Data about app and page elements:
------------------------------

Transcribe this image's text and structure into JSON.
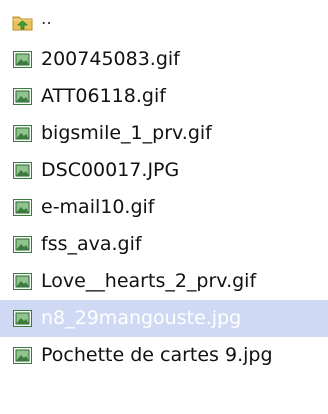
{
  "file_list": {
    "parent_dir": {
      "label": "..",
      "icon": "folder-up-icon"
    },
    "items": [
      {
        "name": "200745083.gif",
        "icon": "image-file-icon",
        "selected": false
      },
      {
        "name": "ATT06118.gif",
        "icon": "image-file-icon",
        "selected": false
      },
      {
        "name": "bigsmile_1_prv.gif",
        "icon": "image-file-icon",
        "selected": false
      },
      {
        "name": "DSC00017.JPG",
        "icon": "image-file-icon",
        "selected": false
      },
      {
        "name": "e-mail10.gif",
        "icon": "image-file-icon",
        "selected": false
      },
      {
        "name": "fss_ava.gif",
        "icon": "image-file-icon",
        "selected": false
      },
      {
        "name": "Love__hearts_2_prv.gif",
        "icon": "image-file-icon",
        "selected": false
      },
      {
        "name": "n8_29mangouste.jpg",
        "icon": "image-file-icon",
        "selected": true
      },
      {
        "name": "Pochette de cartes 9.jpg",
        "icon": "image-file-icon",
        "selected": false
      }
    ],
    "colors": {
      "selection_bg": "#cfd9f4",
      "selection_text": "#ffffff",
      "text": "#111111",
      "folder": "#e9c15a",
      "arrow": "#3aa63a",
      "image_frame": "#3d7a3d",
      "image_fill": "#8fc48f"
    }
  }
}
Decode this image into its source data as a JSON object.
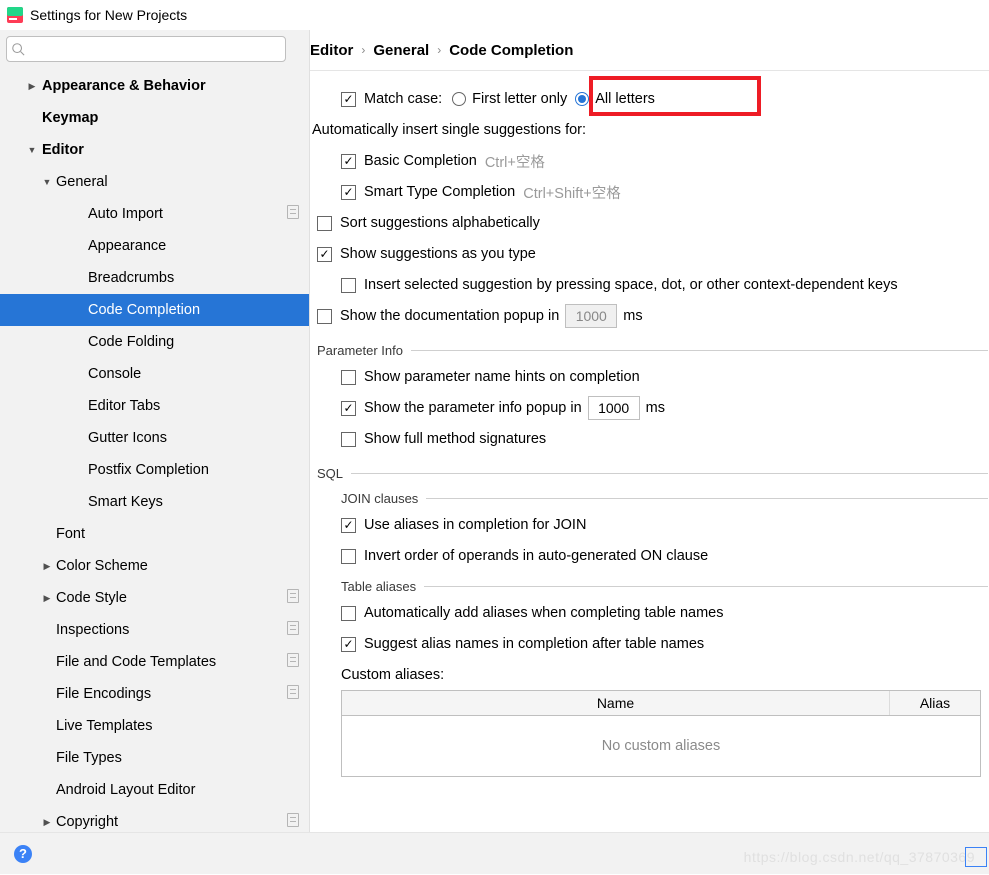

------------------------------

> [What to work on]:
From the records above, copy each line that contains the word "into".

> [Response for this exercise]:
Transcribe this image's text and structure into JSON.
Decode this image into its source data as a JSON object.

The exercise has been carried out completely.